Viral Vectors: Unlocking the Potential of Gene Therapy
In recent years, gene therapy has emerged as a promising field in the realm of medical research. With its potential to treat and even cure genetic diseases by replacing or modifying faulty genes, it holds great promise for improving the lives of millions worldwide. At the heart of this revolutionary approach lie viral vectors, powerful tools that allow scientists to deliver therapeutic genes into target cells with precision and efficiency.
So what exactly are viral vectors? To understand their importance, we must first grasp the concept of a vector in genetics. In simple terms, a vector is a vehicle that carries genetic material into cells. In gene therapy, these vectors act as delivery vehicles specifically designed to transport therapeutic genes into target cells within an individual’s body.

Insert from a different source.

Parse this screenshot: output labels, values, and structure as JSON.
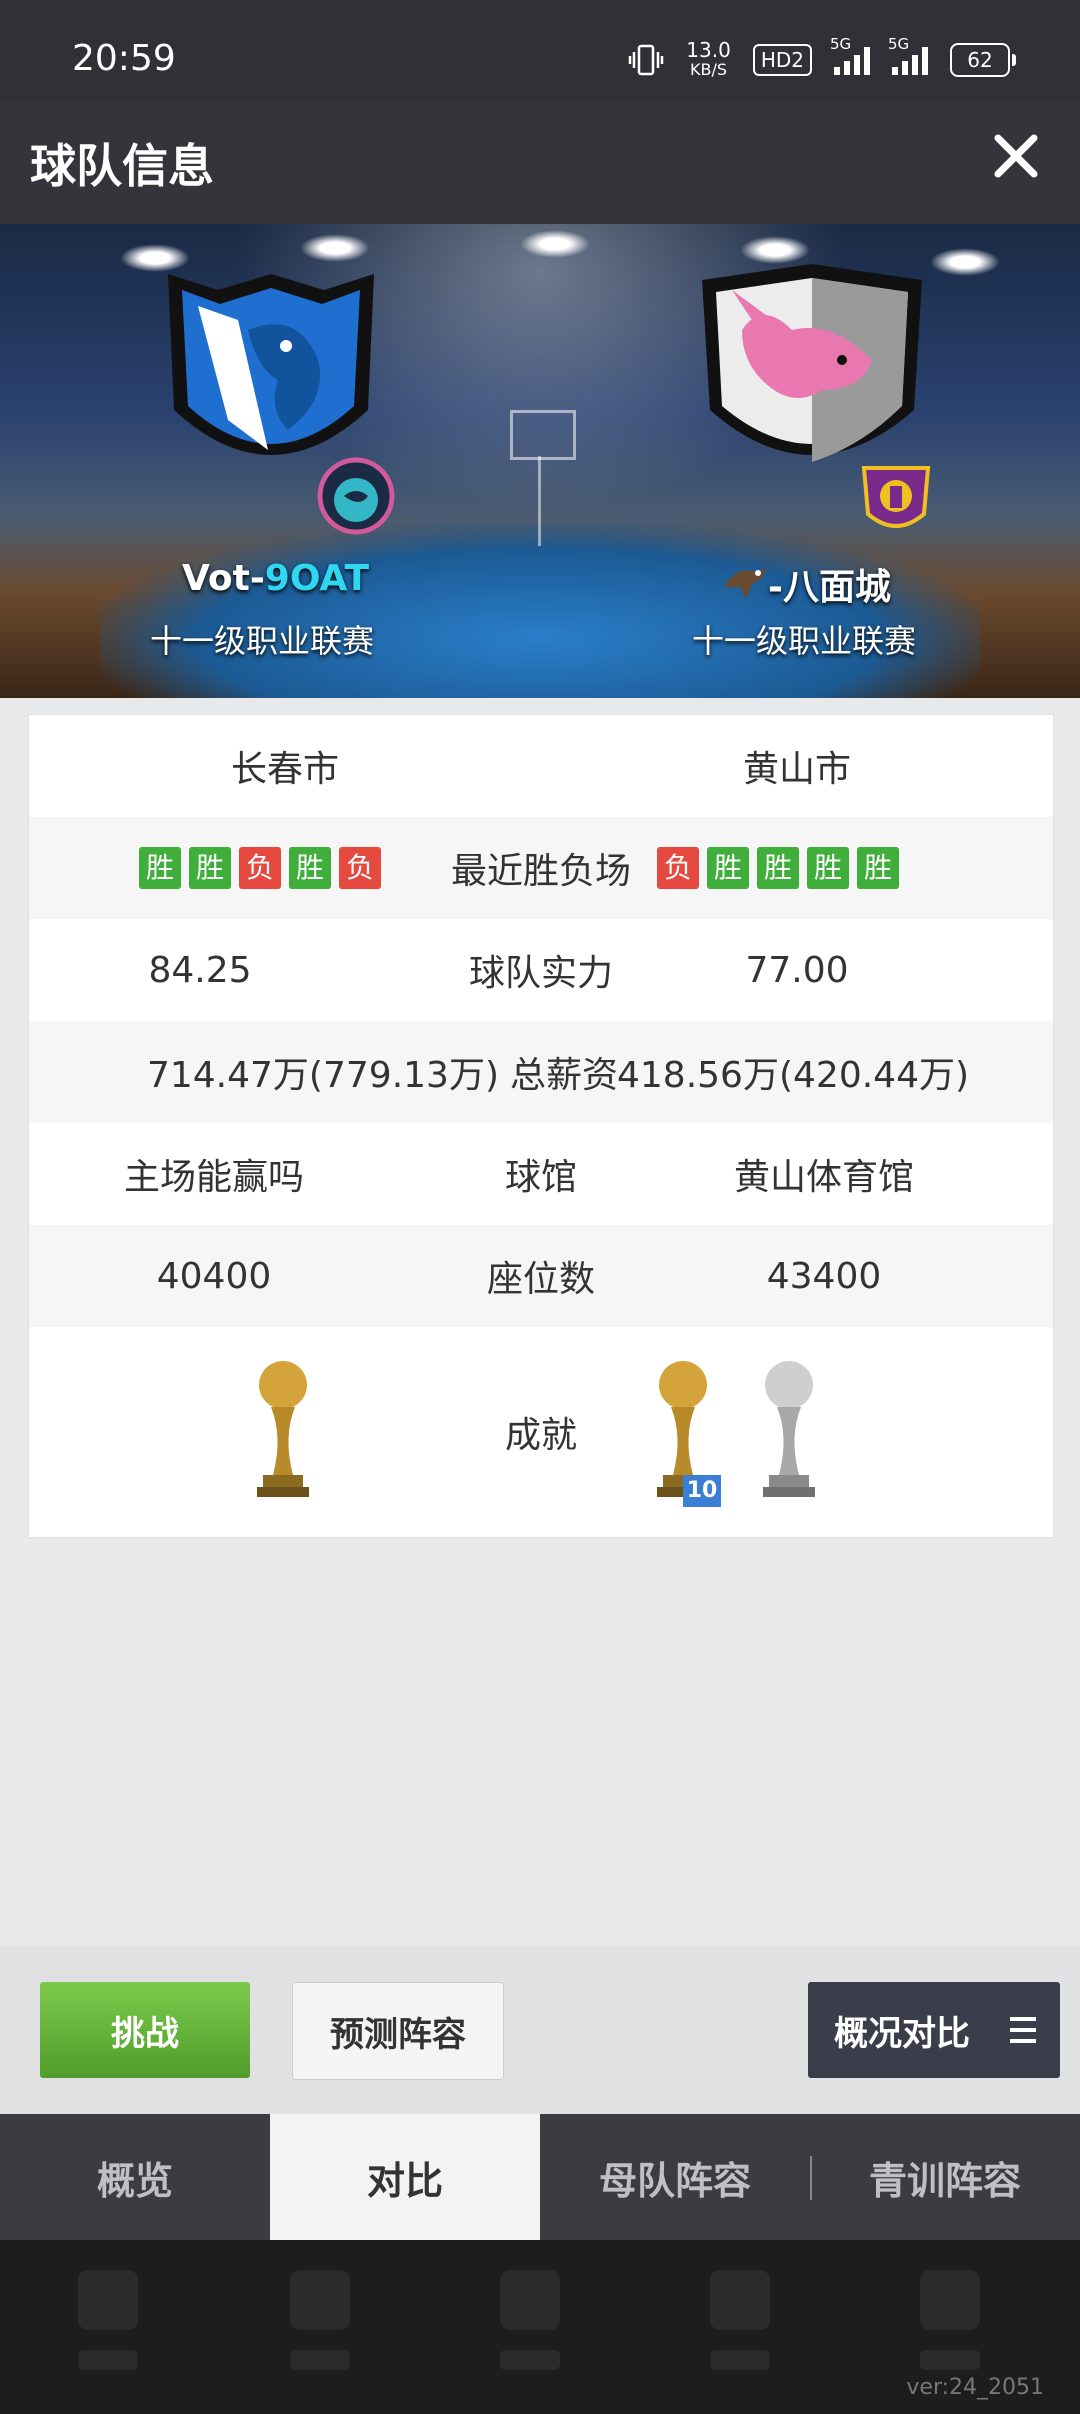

Traditionally, scientists have used various types of vectors for gene delivery purposes, such as plasmids and liposomes. However, viruses have proven to be exceptionally effective due to their ability to infect human cells naturally. By harnessing the inherent properties of certain viruses while removing their disease-causing capabilities through engineering techniques, researchers have developed viral vectors capable of safely delivering therapeutic genes into specific cell types.
One commonly used type of viral vector is derived from adenoviruses – common respiratory viruses that cause mild illnesses like colds and flu-like symptoms in humans. Adenoviral vectors offer several advantages: they can carry large amounts of genetic material and infect both dividing and non-dividing cells efficiently. Furthermore, they trigger only transient immune responses compared to other types of virus-based vectors.
Another widely utilized viral vector is lentivirus-based systems derived from HIV (human immunodeficiency virus). Lentiviral vectors are particularly efficient at integrating therapeutic genes directly into a host cell’s DNA sequence – ensuring long-term stability and expression. These qualities make them highly suitable for treating diseases caused by single-gene mutations or those requiring sustained production of therapeutic proteins.
Retroviruses, another class of viral vectors, are closely related to lentiviruses and have also found applications in gene therapy. Retroviral vectors offer similar advantages, including stable integration into the host genome. However, they are primarily used for short-term treatments due to their tendency to integrate near active genes that could potentially disrupt normal cellular functions.
Adeno-associated viruses (AAVs) represent yet another important group of viral vectors commonly employed in gene therapy research. AAVs are non-pathogenic and do not cause any known human diseases. They have a high affinity for targeting specific tissues and can efficiently deliver therapeutic genes with minimal immune response or toxicity issues. Due to their safety profile and ability to transduce both dividing and non-dividing cells, AAV-based vectors hold great potential for treating a wide range of genetic disorders.
The development of these various types of viral vectors has paved the way for numerous successful gene therapy trials over the past few decades. In 2017, the U.S Food and Drug Administration approved Kymriah, a CAR-T cell therapy utilizing retroviral vectors, for the treatment of certain types of leukemia in children and young adults. This groundbreaking approval marked a major milestone in the field of gene therapy.
However, despite these successes, challenges still exist on the path towards widespread clinical application of viral vector-based therapies. One such hurdle is immune responses against viral vector components themselves which can limit treatment efficacy by clearing genetically modified cells from circulation before they can exert their therapeutic effects.
To address this issue, scientists are actively working on engineering next-generation viral vectors with improved immunological profiles – ones that could evade immune responses while maintaining efficient gene delivery capabilities. Furthermore, efforts are underway to develop alternative non-viral delivery systems such as nanoparticles that could offer safer alternatives without triggering any immune reactions.
In conclusion, viral vectors play an indispensable role in revolutionizing modern medicine through gene therapy approaches. These powerful tools enable precise delivery of therapeutic genes, holding the potential to treat and even cure a wide range of genetic disorders. As researchers continue to refine viral vector designs and develop novel delivery systems, the future of gene therapy seems brighter than ever before. With ongoing advancements in this field, we may witness remarkable breakthroughs that transform the lives of countless individuals affected by genetic diseases.